Sandy Lindsay MBE, NWBLT’s Skills Lead, has signed a letter to The Times along with a number of business organisations led by Jasmine Whitbread, CEO at London First, calling for the promised review of the Apprentice Levy.  Sandy is the Founder and Chair of Tangerine and Director of the Juice Academy which provides social media apprenticeships.

The full letter is set out below:-

“Last autumn, the Prime Minister committed to creating a modern Industrial Strategy. In a post-Brexit world, a highly motivated and productive workforce will be key to maintaining economic growth. Having a strong apprenticeship system is a vital part of that.

The recent government figures showing that the number of people starting an apprenticeship continues to fall is a stark reminder that the system is not working. Government is on course to fall woefully short of its target of three million apprentices starting by 2020. Employers are not seeing a return on their apprenticeship levy investment.
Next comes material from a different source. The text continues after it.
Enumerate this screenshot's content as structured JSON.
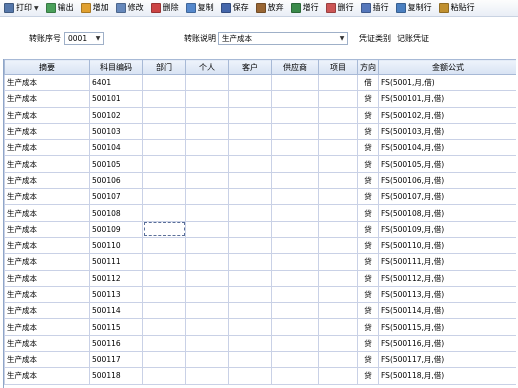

Most importantly, young people – the future of UK PLC – are not getting the opportunity to fulfil their potential.

To meet the government’s target of 3 million new apprentices about 66,000 new apprenticeships need to start every month between now and May 2020. This figure has only been hit once since the introduction of the levy, with most months starts falling well below 30,000. According to the government’s own figures there were only around 25,000 starts this April.

This is despite employers having a big appetite for apprentices. Organisations from across the UK, big and small and in both the public and private sectors, know that highly trained staff can transform their businesses.
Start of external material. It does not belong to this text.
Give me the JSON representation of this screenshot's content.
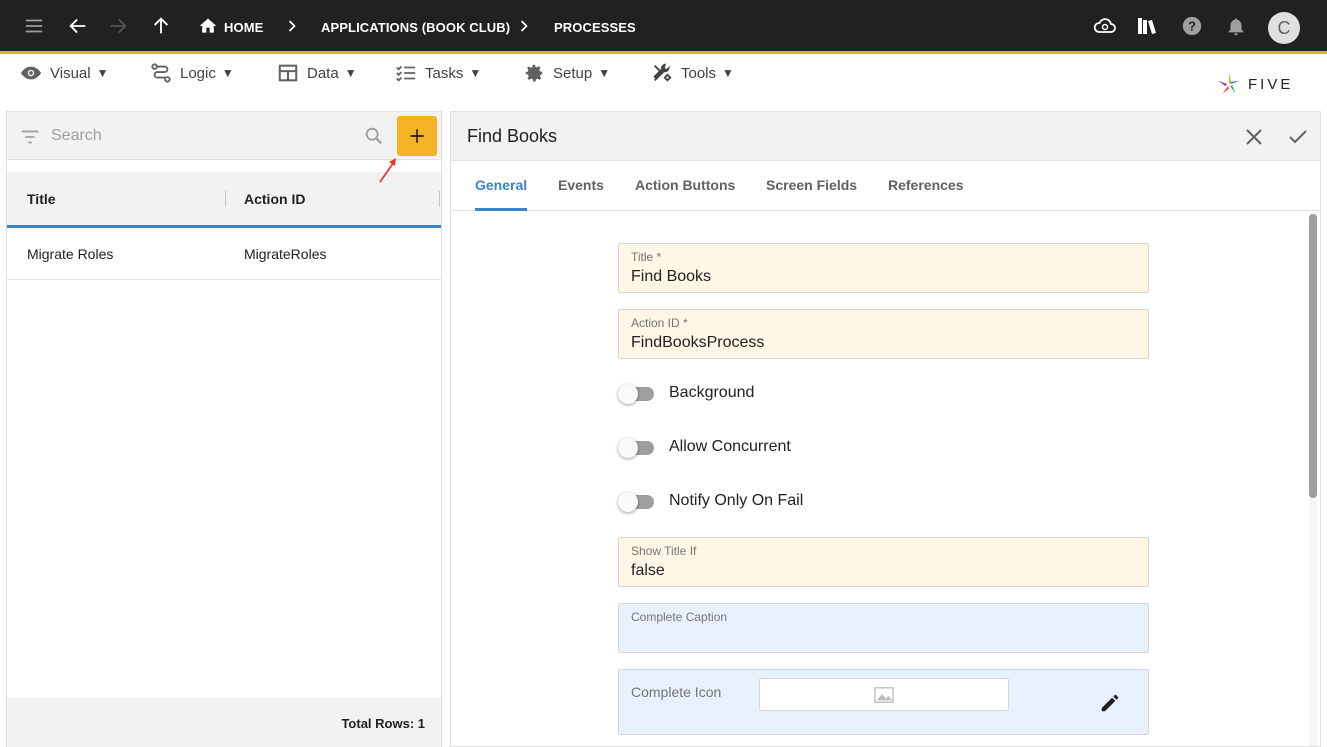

The reputation of apprenticeships among both employers and employees is under threat. Despite a great deal of effort to make it work, employers find the rules too rigid and the process for setting apprenticeships up too long and complex. An opportunity to upskill our workforce, paid for by employers, is being lost.

The overwhelming evidence from employers is that the apprenticeship system itself is holding back the numbers of new apprentices. The Chancellor promised in last year’s Budget to keep the apprenticeship levy system under review. This review is now long overdue and needed more urgently than ever.

There are two key areas where action now will go a long way to meeting our concerns. First, the Institute of Apprenticeships must be properly resourced so that apprenticeship standards are designed and approved much more quickly. Secondly, employers should be able to spend their levy contribution more flexibly, such as directly contributing to apprenticeship wage costs or being able to spend a greater proportion through their supply chain

We urge the government to work with us to review and improve the system. Employers want to take on apprentices, but the status quo is not acceptable. Only by working together can we make apprenticeships work for everyone.”